A man told me a few weeks ago about how concerned he was for another person, who I’ll call Joe. Joe is a good, moral man, but he does not have any particular belief in God. My friend was worried but also confused. He more or less equated “being a good person” with “being a Christian” and did not know how to deal with it when those two things did not go together.
I get the impression lots of Christians feel the same way. You hear lots of testimonies about how Jesus helped people clean up their act and become better people. And I don’t doubt that it happens. I know people who have had that experience. But “becoming a moral person” is not the end or aim of Christianity.
Many moral people are not Christians. I was a pretty good person long before I became a Christian. Christians are not immoral people, but being moral does not make a person a Christian. You can be moral and have no faith at all.
John Wesley often taught this exact thing. Look no further than standard sermon number two “The Almost Christian.” The whole point of that sermon is that you can be a moral, biblically literate, sincere, church going person who truly believes that Jesus Christ was a powerful teacher and prophet and still have missed the central point of it all. Being a Christian, Wesley preached, hangs on whether we have a sure trust and confidence that our sins are forgiven and we are reconciled with God.
Of course, we don’t follow Wesley in most things these days, but I do wonder if that leaves us with little answer to the man I mentioned at the start of this post. If Christianity is about the moral refinement of human beings and the material improvement of life on Earth, what does Christianity offer humanity that is not found in so many other places? If Jesus is a moral example — rather than a means of actual spiritual transformation — then why isn’t Martin Luther King Jr. or Gandhi just as useful?

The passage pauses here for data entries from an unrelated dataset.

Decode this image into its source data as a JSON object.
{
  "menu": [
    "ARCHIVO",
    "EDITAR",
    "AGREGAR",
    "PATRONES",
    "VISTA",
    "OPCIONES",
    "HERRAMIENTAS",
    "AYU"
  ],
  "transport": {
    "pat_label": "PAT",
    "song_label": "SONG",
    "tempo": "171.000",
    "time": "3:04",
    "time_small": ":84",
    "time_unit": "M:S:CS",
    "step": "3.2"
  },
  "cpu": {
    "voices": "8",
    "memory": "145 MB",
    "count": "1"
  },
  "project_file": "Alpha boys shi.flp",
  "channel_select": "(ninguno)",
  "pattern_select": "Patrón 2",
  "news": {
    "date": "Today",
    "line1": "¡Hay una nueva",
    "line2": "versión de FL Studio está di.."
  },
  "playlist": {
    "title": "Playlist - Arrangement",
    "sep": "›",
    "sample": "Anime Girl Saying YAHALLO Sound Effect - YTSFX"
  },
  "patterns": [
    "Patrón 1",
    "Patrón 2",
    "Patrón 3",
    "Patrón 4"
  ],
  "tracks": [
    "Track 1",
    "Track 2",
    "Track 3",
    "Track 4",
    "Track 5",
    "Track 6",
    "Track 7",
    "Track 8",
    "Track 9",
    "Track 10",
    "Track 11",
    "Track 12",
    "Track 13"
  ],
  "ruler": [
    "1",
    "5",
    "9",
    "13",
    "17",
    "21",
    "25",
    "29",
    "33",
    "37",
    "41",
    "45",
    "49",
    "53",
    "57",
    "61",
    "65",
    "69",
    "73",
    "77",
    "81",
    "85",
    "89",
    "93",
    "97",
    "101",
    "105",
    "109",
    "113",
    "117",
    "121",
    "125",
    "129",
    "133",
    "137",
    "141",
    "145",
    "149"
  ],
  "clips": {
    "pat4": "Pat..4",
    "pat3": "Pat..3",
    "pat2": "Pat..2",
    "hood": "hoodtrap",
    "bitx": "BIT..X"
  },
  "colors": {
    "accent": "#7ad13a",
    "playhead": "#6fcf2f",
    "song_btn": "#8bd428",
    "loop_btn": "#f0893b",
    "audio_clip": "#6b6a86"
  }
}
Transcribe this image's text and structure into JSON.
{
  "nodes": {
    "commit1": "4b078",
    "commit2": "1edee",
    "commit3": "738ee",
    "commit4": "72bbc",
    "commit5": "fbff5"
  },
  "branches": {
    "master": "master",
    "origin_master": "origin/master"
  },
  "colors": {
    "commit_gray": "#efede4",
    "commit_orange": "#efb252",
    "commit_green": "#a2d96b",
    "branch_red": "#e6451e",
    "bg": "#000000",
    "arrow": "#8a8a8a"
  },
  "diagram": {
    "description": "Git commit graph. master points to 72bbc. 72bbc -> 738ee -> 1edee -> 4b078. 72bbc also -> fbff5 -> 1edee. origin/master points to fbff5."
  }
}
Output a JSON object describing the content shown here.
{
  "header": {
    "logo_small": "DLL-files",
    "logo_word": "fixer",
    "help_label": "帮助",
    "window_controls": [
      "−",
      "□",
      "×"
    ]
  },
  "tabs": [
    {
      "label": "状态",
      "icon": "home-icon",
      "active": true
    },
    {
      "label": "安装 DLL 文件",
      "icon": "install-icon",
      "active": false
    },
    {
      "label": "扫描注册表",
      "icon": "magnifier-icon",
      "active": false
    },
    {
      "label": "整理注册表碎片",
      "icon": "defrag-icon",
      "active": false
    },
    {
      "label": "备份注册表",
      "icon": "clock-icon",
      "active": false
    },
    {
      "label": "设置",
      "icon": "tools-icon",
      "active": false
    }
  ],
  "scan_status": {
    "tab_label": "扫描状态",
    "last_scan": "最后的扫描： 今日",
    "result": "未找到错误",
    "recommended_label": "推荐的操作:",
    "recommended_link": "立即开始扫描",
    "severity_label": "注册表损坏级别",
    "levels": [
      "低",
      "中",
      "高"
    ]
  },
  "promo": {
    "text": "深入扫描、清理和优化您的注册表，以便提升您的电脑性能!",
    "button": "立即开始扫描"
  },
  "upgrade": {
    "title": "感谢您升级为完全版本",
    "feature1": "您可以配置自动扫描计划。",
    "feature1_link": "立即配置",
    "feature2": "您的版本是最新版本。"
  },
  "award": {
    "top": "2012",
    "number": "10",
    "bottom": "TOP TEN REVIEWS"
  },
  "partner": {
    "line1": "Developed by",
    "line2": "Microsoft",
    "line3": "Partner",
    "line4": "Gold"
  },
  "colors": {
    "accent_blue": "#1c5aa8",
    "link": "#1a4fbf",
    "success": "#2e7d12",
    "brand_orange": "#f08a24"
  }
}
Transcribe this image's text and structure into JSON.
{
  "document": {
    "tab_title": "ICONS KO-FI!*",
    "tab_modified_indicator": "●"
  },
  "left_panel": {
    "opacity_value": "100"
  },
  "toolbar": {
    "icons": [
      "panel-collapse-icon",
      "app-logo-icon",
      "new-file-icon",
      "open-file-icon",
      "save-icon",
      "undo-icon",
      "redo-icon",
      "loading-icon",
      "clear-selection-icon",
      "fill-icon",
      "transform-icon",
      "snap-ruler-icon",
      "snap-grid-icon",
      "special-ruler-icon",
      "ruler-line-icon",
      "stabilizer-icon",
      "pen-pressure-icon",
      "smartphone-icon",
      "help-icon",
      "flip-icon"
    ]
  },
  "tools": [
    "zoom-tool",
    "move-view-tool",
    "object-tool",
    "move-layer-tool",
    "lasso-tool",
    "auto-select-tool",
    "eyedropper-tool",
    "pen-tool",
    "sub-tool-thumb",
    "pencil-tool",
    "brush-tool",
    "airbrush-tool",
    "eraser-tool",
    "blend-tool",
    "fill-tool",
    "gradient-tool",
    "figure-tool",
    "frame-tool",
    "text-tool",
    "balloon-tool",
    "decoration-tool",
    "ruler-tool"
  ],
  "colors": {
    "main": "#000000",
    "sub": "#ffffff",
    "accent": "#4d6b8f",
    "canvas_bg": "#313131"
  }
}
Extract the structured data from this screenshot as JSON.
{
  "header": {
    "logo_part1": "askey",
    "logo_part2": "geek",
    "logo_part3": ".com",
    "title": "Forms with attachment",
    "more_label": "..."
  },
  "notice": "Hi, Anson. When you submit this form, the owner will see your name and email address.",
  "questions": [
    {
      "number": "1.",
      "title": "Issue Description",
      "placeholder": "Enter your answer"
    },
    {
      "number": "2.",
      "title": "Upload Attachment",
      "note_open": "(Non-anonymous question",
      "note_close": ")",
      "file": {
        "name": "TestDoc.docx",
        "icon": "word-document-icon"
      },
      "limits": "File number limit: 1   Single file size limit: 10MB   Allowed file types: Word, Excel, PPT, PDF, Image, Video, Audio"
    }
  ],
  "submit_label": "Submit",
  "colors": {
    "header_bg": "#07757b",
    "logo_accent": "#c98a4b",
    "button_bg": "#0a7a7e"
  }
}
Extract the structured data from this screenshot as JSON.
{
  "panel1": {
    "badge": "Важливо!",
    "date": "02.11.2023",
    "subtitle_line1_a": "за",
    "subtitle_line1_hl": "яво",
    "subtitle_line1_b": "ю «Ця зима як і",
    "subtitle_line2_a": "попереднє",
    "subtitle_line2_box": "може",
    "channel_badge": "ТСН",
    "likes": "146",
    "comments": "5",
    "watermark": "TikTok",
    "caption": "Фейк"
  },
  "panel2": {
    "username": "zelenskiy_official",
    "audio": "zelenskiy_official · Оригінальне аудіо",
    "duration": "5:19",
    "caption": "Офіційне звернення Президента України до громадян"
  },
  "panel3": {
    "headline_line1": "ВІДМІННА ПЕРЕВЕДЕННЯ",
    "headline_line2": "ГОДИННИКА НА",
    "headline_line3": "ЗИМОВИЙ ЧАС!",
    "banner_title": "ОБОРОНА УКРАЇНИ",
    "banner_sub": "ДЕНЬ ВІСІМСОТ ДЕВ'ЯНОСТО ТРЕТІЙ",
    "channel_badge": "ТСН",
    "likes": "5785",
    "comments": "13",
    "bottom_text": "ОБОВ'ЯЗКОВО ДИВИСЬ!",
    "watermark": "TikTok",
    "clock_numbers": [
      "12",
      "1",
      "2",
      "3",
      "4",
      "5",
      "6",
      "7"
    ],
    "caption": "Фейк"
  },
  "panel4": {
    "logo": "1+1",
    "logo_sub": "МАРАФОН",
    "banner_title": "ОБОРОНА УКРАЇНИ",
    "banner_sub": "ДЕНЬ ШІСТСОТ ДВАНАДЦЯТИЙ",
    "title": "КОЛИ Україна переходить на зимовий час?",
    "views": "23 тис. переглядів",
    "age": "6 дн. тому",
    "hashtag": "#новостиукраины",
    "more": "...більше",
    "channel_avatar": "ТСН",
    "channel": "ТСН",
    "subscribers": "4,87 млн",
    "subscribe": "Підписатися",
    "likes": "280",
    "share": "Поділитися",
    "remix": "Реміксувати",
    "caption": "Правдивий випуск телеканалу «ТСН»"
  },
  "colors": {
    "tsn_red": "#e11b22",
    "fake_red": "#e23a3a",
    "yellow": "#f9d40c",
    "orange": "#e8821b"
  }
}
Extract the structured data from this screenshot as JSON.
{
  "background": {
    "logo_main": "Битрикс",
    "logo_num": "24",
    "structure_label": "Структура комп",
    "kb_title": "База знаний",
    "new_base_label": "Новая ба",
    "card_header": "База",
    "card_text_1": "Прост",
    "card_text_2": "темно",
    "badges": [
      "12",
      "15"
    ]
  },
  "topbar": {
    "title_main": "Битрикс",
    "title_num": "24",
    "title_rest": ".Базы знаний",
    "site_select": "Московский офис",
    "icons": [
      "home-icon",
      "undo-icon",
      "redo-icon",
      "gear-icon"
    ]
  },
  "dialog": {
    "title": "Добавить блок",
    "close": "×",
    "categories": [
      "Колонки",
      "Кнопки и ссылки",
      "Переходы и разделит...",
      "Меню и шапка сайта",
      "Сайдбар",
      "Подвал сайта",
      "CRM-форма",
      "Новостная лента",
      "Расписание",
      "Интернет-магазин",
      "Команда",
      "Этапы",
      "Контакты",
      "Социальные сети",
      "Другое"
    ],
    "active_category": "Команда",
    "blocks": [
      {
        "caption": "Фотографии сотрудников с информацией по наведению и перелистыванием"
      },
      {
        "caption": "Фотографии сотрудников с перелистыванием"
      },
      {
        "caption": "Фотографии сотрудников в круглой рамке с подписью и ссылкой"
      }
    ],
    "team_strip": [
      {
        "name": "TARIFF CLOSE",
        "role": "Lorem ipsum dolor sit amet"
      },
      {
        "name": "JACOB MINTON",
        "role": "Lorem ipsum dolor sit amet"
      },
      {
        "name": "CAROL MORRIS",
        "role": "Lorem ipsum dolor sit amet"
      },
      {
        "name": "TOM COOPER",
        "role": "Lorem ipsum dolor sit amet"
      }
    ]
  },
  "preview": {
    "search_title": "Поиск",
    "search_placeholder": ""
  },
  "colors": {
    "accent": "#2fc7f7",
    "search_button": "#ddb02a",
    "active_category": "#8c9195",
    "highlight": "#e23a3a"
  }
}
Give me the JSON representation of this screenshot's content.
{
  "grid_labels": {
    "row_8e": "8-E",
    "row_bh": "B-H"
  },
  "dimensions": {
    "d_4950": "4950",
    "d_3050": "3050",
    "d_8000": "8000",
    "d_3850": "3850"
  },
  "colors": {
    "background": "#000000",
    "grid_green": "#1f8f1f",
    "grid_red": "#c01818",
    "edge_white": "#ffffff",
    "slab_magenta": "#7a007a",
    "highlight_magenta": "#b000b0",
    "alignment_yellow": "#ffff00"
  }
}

If being a good Christian really is about being good, doing good, and showing up at church, then we really have no business bothering upstanding citizens with talk of Jesus. It is only if they are in need of something deeper than they can imagine that we can help them.